Morgan County, Colorado - Ryan left several days ahead of us to get started in Colorado. I had several more days of paperwork and preparation before we left home again, so I was relieved to finally have it all done and hit the road late Friday morning. As soon as I hit top speed, we experienced what I would call a "major" vibration. I exited on the next road. Nothing was visually off, so I circled around and tried again... same thing. The kids thought is was hilarious and great fun. They were laughing and making the "aaaahhhhh-ahhhh-ahhhhhh" noise along with all the vibrating. I could feel my frustration rising. All the while, I said prayers of thankfulness that this happened only a couple miles from home. A few back and forth calls with Ryan, a few calls to local mechanics to see who could get me in last minute, a couple shakes at Wendy's to pass time with the kids, several laps around Wal-Mart and visits to the pet department to watch the fish, two plus hours later we were ready to roll again. Thankfully it seems that something had just gotten out of balance, and it was nothing more serious!

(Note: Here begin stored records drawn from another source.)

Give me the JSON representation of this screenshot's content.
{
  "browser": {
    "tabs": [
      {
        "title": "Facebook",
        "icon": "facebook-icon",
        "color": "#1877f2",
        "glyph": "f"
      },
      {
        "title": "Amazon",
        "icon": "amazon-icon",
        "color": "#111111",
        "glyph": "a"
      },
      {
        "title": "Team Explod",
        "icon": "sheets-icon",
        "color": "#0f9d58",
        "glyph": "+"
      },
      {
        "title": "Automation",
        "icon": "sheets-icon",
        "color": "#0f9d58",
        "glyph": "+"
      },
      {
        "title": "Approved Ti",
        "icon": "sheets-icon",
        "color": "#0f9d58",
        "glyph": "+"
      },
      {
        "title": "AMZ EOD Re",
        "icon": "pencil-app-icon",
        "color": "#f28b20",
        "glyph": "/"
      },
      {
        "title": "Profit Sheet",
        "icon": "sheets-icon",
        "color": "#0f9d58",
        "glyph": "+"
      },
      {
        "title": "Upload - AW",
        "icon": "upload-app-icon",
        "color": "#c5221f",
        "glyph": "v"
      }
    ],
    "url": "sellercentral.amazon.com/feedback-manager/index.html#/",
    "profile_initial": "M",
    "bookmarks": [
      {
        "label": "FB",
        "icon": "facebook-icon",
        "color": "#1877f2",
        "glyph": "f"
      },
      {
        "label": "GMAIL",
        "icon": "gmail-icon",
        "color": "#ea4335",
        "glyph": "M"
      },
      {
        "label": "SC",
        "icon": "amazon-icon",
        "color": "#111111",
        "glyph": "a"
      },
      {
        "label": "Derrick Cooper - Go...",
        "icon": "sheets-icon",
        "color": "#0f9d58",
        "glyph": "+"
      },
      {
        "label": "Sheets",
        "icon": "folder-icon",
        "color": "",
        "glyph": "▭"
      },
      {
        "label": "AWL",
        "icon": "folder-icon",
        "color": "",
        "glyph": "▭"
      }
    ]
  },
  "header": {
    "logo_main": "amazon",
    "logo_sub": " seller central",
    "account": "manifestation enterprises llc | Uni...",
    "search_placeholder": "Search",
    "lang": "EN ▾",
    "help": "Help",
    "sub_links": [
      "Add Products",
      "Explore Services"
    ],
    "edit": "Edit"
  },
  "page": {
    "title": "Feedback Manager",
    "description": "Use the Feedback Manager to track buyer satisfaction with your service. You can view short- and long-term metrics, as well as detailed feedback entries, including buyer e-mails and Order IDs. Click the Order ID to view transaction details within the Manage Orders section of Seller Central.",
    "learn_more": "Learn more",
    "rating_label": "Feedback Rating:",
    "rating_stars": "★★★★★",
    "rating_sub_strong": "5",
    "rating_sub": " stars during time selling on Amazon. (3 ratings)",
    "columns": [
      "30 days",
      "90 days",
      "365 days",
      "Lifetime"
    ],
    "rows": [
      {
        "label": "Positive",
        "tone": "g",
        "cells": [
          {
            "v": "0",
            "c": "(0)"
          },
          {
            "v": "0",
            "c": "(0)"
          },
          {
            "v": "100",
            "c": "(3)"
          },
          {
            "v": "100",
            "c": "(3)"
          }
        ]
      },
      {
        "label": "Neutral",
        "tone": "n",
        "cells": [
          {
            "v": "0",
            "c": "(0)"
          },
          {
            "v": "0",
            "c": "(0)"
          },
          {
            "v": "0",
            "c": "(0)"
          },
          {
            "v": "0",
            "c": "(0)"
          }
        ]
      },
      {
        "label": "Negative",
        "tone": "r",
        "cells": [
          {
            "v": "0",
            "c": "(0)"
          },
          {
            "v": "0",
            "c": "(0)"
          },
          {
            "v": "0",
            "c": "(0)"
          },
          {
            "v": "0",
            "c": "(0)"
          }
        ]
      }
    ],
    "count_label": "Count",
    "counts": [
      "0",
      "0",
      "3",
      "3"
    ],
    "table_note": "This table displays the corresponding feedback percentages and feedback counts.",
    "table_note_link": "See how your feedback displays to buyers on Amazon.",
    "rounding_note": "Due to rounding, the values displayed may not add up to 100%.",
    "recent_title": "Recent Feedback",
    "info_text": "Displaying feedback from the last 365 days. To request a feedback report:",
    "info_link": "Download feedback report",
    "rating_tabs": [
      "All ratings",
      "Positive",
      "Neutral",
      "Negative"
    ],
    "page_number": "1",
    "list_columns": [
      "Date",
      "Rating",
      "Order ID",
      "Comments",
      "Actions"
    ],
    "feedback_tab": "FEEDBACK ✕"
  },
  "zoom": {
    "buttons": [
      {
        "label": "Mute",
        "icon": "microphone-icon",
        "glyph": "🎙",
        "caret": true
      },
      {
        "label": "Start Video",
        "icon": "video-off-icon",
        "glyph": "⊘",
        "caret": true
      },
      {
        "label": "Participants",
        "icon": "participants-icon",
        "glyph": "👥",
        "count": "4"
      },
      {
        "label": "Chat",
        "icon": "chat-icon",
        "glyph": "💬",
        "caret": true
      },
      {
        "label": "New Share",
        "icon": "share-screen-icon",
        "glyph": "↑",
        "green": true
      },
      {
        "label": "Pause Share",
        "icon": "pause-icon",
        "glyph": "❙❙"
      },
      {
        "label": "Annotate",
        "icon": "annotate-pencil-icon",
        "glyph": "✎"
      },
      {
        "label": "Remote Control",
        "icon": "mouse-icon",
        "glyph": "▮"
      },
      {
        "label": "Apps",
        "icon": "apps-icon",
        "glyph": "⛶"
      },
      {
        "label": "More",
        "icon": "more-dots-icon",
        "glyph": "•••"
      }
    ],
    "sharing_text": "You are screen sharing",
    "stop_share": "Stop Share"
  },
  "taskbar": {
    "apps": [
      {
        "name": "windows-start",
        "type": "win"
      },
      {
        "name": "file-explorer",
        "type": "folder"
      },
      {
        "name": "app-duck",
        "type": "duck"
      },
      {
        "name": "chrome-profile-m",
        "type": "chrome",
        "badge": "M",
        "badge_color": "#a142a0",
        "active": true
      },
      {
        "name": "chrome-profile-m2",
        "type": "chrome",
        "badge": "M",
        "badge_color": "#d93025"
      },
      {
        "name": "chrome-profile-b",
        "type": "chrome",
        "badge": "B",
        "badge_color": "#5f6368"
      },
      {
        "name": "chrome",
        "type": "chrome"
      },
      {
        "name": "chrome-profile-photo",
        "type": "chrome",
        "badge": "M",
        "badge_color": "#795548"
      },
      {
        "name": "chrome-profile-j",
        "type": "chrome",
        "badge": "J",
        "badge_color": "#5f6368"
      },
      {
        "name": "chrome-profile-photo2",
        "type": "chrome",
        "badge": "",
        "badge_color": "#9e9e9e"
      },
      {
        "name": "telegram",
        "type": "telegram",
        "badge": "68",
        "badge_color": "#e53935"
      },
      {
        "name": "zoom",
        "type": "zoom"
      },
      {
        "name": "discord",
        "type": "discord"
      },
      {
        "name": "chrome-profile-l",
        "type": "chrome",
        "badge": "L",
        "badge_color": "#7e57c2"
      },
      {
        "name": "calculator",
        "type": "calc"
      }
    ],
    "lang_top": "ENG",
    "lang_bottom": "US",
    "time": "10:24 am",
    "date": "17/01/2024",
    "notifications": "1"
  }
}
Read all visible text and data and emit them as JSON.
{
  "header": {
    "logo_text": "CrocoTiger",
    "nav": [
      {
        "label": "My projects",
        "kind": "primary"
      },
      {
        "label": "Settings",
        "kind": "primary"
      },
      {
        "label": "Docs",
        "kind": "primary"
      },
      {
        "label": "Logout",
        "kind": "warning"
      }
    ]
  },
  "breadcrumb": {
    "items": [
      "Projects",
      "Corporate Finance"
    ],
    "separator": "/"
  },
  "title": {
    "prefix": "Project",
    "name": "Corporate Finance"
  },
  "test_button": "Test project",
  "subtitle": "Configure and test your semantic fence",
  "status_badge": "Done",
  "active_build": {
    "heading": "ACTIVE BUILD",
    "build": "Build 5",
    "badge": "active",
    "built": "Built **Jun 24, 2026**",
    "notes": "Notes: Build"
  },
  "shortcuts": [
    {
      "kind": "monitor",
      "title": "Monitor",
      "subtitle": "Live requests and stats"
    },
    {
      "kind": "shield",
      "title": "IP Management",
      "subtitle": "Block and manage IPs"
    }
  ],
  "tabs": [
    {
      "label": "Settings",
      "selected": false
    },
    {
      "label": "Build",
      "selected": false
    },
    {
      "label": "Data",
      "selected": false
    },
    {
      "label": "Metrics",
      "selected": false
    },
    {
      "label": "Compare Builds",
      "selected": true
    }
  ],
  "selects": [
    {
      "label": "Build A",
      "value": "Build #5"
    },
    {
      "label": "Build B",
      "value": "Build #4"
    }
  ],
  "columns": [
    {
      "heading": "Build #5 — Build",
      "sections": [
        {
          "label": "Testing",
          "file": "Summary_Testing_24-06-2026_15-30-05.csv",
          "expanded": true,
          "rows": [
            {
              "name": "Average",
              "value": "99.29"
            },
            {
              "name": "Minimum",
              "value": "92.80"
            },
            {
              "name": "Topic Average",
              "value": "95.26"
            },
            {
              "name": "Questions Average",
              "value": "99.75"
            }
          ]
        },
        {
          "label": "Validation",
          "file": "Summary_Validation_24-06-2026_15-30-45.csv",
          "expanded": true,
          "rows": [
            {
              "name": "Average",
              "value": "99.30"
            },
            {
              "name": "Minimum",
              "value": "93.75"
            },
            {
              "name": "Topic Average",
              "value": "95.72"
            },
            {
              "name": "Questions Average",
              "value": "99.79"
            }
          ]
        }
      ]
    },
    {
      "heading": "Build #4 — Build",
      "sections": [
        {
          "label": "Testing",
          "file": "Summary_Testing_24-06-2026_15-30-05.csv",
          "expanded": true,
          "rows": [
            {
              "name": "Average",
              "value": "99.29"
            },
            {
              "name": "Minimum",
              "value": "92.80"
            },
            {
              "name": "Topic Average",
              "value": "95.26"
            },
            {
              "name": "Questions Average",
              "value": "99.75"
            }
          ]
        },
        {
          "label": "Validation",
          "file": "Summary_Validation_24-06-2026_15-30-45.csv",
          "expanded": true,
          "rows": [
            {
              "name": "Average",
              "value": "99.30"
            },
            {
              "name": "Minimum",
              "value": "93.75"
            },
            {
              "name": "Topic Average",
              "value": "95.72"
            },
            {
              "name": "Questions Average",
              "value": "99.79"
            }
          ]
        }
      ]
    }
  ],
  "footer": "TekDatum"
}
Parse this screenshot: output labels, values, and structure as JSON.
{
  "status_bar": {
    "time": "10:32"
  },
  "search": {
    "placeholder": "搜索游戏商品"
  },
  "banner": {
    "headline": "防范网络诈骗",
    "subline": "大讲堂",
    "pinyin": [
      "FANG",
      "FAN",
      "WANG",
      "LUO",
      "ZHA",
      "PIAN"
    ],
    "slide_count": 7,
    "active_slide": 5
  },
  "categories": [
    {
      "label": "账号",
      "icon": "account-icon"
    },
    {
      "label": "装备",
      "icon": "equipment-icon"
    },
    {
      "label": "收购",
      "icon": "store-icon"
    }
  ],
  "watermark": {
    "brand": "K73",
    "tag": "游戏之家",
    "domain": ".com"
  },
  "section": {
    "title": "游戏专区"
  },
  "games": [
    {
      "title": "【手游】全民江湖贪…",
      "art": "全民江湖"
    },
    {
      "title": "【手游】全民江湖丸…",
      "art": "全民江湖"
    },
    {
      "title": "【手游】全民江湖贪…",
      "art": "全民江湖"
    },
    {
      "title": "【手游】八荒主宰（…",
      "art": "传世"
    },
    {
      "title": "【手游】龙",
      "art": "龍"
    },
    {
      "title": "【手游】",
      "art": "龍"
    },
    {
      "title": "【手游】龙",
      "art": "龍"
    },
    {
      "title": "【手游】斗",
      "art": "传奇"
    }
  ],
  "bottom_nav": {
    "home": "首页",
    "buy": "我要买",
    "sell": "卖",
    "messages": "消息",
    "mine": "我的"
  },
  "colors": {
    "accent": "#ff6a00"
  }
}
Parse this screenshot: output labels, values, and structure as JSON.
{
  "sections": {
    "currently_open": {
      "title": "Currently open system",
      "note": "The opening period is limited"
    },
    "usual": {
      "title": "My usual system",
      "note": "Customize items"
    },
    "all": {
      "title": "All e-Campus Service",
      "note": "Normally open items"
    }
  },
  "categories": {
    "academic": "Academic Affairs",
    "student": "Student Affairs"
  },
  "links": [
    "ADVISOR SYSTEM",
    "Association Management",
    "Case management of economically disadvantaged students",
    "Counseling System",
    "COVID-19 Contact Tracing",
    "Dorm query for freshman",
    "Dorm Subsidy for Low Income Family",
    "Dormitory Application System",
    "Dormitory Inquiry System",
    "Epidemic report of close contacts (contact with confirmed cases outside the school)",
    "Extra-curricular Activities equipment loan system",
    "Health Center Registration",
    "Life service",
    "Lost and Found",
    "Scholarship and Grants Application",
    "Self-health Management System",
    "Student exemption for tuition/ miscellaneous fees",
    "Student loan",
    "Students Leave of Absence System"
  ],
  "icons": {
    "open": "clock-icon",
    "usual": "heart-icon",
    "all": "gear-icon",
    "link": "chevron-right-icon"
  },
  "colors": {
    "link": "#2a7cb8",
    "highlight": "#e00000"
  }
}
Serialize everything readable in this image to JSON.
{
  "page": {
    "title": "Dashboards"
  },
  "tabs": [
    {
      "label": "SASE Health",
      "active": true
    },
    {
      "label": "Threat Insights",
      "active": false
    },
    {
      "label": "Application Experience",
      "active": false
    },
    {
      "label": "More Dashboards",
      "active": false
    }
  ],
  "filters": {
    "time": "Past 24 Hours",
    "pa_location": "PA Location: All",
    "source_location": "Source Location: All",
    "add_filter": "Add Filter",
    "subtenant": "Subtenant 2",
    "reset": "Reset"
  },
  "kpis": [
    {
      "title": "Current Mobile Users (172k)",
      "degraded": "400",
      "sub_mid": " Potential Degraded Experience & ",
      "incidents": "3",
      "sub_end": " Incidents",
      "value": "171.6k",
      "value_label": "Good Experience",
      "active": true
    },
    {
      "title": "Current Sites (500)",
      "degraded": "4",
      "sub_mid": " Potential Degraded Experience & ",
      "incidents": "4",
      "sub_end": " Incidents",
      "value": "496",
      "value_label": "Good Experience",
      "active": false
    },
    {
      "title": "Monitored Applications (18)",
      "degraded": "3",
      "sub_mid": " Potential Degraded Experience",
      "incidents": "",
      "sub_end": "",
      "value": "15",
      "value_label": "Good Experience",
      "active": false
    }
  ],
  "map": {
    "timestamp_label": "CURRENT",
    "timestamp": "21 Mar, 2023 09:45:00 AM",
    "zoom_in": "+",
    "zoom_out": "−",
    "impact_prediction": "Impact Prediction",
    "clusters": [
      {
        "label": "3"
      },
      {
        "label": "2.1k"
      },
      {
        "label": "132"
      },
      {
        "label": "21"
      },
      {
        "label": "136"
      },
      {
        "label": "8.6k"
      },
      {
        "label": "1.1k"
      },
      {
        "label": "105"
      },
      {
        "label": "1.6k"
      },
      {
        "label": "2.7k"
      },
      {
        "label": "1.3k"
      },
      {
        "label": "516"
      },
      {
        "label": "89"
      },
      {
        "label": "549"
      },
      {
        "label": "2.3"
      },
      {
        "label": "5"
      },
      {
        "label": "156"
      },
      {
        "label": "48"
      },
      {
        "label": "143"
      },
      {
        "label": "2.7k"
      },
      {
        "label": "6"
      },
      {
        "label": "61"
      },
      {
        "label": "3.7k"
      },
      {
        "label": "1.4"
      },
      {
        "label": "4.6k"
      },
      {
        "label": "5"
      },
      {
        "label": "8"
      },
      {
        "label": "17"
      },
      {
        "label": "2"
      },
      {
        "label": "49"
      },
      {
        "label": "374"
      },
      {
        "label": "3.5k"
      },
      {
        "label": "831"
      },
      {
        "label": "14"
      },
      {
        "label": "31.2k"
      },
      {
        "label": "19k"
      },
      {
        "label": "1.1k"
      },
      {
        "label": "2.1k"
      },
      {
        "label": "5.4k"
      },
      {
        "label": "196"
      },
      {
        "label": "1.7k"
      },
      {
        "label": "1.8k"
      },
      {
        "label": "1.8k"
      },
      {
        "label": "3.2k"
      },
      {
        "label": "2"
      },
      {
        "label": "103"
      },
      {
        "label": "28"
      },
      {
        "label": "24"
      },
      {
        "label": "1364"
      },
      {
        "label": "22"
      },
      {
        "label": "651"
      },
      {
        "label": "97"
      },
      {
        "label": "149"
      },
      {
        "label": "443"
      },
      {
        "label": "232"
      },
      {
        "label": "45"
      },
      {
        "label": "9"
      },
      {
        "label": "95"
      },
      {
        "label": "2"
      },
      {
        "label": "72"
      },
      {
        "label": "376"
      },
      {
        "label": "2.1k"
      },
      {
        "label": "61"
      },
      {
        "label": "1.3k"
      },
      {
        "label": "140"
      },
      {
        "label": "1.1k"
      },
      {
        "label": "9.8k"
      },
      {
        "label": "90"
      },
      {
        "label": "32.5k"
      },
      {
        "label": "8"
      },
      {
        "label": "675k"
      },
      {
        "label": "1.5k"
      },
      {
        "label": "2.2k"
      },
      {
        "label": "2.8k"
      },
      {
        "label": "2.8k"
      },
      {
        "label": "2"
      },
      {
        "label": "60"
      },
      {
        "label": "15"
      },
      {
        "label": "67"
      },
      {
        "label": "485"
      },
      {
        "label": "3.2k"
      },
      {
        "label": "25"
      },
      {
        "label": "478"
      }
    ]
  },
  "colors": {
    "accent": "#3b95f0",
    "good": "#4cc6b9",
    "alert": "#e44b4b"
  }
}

Sheridan County, Kansas - It has been humid lately. And by humid, I mean western Kansas humid, not eastern Kansas humid. The day I was there it was downright sweltering with temperatures in the high 90s and almost no wind. Yes, it's not common out here to have little to no wind.
Out in that heat is where I met Stoney, a semi-retired farmer, whom wanted to come check out the "big harvest." It has been something on his to-do list for some time, and he drove 8 hours from the east to come watch. That is REAL desire to come watch harvest on a hot July day! Of course they have harvest east of us; but the fields are often smaller, and there isn't as much wheat in his area. The scale out west is just different. Here, the field sizes are often so much bigger, and they can hold a larger number of machines, larger headers, etc. It is a little humbling to think that someone would want to visit "US." In my mind, we just do what we do, but I guess it is no different than me going to see other sectors of agriculture, like the strawberry patch earlier in the season. I think we as farmers and ranchers, of whatever type, typically have a great respect for the profession and enjoy seeing and learning what goes on in other areas different than out our own backdoor.